Although less common today, dog meat consumption is still a serious issue in South Korea. Animal activists continue to fight against it and recently, one group managed to save over 100 dogs from being slaughtered.
Animal activist group Humane Society International (HSI) rescued the animals from dog meat farms around the country as part of its initiative to close facilities that breed dogs for human consumption. The organisation estimates that about 2 million dogs are reared in thousands of dog farms in South Korea every year.
Eating dog meat is not explicitly banned in South Korea. Koreans from older generations believe that eating dog meat can enhance one’s sexual stamina. Some also eat them on "dog meat days," three days during the summer that Koreans believe are the hottest of the year. Some believe that eating dog meat helps them survive the heat. Animal rights activists in South Korea typically hold protests against dog meat consumption on dog meat days, which fall on July 16, July 26, and August 15 this year.
According to HSI, 60 of the over 100 dogs they rescued in the past few months all came from a single dog meat farm. At these farms, dogs are placed in small cages, live surrounded by animal waste and garbage, and rarely undergo health checks.
"Most dogs live their entire lives in barren wire cages without adequate shelter or veterinary care until they are slaughtered, usually by electrocution or hanging," the HSI said in a statement.
The group has freed more than 2,000 dogs and closed 16 dog farms since 2015, local news media reported. Apart from destroying dog cages, farmers also sign a 20-year contract promising not to breed dogs or other animals. To help keep these farms closed, HSI provides dog meat farmers with alternative sources of income.
The over 100 dogs rescued this year left for the United States on July 16, where they will stay in animal shelters in Virginia, Pennsylvania, New Jersey, Maryland, and New York.
According to the list HIS provided, the dogs are now up for adoption at various animal welfare associations, including Angels of Assisi in Virginia and Animal Haven in New York. To adopt dogs, people need to contact the listed shelters directly to submit necessary documentation.
While pet ownership is increasing in South Korea, most people still prefer to buy their pets rather than adopt.
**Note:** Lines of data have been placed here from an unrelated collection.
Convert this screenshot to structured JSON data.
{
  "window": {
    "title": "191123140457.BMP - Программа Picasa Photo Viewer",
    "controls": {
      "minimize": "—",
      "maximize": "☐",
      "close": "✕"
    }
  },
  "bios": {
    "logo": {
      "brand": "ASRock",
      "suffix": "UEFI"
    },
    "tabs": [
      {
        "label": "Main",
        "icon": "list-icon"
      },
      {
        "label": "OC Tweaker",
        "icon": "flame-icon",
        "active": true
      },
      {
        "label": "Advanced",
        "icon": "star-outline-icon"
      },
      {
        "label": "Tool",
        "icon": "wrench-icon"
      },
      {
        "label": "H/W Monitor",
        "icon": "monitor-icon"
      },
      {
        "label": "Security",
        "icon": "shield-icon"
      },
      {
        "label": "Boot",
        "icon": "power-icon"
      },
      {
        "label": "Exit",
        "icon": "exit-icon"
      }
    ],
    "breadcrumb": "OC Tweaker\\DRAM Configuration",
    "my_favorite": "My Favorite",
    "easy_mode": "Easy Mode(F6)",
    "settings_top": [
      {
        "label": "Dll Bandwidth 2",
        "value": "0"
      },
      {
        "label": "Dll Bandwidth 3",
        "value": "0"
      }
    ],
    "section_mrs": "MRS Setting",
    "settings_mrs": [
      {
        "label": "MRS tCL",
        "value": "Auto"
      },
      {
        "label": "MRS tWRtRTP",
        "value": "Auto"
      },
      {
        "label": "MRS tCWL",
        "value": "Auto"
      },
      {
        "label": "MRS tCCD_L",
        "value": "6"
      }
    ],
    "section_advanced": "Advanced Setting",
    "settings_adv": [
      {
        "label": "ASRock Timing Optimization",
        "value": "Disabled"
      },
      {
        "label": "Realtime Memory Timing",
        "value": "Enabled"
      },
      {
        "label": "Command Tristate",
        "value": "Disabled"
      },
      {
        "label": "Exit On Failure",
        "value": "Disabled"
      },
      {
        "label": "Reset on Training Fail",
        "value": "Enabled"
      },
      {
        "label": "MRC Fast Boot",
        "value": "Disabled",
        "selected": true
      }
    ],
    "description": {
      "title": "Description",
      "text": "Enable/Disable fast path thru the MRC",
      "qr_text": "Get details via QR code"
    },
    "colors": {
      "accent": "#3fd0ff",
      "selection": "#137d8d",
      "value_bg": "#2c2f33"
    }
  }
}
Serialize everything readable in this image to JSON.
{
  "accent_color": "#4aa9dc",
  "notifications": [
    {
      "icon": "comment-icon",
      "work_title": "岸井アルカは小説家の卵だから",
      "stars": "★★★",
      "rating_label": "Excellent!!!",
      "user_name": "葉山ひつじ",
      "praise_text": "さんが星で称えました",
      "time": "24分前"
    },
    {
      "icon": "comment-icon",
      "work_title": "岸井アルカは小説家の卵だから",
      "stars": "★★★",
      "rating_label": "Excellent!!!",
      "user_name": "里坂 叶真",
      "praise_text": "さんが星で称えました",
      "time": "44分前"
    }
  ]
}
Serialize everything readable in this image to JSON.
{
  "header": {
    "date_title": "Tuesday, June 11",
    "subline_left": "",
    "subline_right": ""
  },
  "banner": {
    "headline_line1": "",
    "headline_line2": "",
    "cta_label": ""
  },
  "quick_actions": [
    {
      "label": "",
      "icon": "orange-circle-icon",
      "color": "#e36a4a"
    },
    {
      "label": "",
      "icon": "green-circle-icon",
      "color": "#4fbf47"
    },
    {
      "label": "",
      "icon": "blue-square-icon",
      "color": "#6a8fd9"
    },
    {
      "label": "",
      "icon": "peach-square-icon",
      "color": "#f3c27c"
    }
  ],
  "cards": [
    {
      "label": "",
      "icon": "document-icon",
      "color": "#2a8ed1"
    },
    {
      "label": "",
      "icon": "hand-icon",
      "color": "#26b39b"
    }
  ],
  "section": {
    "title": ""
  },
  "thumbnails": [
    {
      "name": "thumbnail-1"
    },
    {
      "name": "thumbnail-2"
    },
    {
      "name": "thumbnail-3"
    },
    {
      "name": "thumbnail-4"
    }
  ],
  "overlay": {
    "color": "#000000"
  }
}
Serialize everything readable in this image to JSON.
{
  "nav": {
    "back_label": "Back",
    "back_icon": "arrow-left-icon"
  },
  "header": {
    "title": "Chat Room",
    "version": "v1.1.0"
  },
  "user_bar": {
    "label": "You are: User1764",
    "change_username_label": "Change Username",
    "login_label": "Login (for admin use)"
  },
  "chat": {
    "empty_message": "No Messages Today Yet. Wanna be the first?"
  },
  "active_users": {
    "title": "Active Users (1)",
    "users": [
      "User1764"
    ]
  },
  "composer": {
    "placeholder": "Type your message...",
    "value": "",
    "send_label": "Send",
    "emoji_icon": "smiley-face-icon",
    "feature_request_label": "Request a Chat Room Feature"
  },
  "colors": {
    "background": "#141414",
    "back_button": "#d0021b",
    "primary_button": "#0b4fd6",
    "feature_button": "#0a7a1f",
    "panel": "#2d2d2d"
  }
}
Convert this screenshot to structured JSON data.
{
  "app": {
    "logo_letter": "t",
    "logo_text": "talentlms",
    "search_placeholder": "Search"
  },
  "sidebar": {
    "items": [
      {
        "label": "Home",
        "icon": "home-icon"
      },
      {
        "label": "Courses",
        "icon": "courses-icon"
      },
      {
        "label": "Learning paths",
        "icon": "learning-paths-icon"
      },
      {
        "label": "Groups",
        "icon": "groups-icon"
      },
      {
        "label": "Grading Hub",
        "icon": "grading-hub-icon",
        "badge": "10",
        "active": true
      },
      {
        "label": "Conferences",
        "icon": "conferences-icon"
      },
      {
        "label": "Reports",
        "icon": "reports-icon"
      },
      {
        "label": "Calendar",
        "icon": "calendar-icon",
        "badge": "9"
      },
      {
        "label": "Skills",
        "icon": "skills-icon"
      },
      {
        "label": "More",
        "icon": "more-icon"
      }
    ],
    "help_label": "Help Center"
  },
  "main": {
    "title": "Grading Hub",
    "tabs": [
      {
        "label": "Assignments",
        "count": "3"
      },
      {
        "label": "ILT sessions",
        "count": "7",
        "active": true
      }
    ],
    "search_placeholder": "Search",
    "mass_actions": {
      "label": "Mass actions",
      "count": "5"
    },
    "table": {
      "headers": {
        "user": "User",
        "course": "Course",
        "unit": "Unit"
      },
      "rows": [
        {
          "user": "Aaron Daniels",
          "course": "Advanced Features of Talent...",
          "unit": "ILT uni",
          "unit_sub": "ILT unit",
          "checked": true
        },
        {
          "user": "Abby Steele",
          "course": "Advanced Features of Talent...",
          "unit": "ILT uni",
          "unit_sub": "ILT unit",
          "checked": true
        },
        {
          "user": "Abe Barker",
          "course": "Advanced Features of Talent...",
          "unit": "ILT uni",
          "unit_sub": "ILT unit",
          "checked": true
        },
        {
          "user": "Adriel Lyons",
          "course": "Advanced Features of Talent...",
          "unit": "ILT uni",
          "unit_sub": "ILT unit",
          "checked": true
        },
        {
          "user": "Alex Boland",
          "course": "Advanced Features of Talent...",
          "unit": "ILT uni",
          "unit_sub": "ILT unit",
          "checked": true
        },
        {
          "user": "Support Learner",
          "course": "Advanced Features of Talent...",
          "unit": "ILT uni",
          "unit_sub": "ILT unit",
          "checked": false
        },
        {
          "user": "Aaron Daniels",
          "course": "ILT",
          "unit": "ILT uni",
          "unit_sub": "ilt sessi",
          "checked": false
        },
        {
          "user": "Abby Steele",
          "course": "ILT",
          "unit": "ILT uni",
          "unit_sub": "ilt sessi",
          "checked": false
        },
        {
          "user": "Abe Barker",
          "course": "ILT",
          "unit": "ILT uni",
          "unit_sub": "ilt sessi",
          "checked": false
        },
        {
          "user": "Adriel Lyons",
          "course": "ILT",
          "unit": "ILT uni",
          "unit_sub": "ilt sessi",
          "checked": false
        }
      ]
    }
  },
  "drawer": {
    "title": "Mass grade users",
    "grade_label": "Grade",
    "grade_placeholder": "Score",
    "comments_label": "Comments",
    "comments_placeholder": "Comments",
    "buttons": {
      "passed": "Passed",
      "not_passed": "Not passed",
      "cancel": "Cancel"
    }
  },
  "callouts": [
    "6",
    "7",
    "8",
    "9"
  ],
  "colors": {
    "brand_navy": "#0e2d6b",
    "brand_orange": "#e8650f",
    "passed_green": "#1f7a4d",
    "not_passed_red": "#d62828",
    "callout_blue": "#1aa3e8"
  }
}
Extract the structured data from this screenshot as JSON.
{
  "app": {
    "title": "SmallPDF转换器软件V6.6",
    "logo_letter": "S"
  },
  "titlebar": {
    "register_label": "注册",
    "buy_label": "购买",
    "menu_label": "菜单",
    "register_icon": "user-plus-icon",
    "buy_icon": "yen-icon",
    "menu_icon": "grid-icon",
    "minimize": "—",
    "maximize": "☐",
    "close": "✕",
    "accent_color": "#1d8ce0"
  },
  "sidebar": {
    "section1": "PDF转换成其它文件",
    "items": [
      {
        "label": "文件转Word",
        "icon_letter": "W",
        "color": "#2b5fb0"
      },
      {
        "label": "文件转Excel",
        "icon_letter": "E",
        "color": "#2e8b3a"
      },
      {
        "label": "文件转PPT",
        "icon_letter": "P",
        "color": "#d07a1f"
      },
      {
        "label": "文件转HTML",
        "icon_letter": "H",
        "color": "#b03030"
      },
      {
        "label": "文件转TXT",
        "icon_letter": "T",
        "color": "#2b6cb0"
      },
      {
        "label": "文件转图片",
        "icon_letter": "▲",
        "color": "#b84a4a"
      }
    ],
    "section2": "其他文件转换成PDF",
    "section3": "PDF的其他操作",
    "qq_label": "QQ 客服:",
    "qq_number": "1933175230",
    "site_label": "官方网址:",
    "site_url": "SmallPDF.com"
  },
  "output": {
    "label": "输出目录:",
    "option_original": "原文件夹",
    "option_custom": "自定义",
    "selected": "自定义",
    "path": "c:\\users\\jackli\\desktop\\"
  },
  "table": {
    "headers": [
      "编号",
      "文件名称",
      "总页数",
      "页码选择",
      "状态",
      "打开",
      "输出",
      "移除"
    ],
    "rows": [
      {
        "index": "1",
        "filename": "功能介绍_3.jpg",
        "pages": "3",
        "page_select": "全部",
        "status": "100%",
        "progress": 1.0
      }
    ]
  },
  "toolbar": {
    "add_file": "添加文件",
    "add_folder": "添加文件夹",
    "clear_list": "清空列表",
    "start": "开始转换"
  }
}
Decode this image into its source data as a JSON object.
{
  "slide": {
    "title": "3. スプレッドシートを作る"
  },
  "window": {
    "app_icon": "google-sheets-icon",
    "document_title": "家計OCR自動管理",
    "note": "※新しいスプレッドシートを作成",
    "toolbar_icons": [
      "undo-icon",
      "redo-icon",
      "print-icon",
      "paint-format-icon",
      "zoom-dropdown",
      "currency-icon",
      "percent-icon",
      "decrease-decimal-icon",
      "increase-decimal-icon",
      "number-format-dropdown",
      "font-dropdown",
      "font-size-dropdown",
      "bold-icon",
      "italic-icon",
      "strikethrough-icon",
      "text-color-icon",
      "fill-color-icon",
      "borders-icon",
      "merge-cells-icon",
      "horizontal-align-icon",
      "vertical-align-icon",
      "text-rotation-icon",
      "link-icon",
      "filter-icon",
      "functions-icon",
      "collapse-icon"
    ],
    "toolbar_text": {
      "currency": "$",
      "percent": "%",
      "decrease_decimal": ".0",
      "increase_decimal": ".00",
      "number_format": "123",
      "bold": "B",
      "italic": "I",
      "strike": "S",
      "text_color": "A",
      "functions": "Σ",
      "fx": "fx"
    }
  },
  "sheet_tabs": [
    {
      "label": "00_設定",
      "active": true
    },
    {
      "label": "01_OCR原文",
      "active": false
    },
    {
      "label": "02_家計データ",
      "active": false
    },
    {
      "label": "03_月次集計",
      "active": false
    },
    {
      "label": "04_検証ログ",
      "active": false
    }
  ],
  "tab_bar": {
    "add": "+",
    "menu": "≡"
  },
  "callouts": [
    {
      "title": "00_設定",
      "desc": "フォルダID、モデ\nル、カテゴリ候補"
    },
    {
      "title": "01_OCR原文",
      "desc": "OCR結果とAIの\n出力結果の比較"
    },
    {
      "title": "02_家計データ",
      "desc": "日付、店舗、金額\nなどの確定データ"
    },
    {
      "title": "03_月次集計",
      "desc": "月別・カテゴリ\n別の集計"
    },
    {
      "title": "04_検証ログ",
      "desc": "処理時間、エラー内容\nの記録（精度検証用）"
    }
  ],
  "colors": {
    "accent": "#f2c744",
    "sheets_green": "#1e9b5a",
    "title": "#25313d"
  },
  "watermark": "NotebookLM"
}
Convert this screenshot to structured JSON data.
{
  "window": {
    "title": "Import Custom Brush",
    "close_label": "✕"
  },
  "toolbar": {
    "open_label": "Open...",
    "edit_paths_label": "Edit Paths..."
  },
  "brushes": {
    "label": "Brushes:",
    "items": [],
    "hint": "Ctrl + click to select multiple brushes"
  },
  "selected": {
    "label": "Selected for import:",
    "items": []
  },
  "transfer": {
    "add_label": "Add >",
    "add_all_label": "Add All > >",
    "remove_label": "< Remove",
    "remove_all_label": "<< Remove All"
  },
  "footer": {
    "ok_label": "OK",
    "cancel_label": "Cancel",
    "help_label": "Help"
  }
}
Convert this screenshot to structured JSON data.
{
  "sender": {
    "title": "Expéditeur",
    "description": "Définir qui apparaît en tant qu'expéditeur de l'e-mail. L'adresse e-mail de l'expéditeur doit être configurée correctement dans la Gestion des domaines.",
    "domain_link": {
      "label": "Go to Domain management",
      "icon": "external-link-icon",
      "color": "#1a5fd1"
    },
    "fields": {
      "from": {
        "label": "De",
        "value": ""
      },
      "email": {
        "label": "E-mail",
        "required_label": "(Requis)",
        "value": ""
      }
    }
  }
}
Only 0.8 percent of pet owners adopted abandoned dogs in 2019, according to the Korean Ministry of Agriculture, Food and Rural Welfare.
There is also much left to do when it comes to animal rights in the country. According to the Korean Animal and Plant Quarantine Agency, animal testing increased by 10 percent from 2018 to 2019. These experiments are common in the pharmaceutical or chemical industries, and were found to inflict extreme pain on animals.
Earlier this month, lawmakers created a bill that aims to rescue pets from abusive owners. The government also created the Korean Center for the Validation of Alternative Methods (KoCVAM) in 2009, an agency that aims to reduce animal testing and find alternative testing methods.
This article originally appeared on VICE ASIA.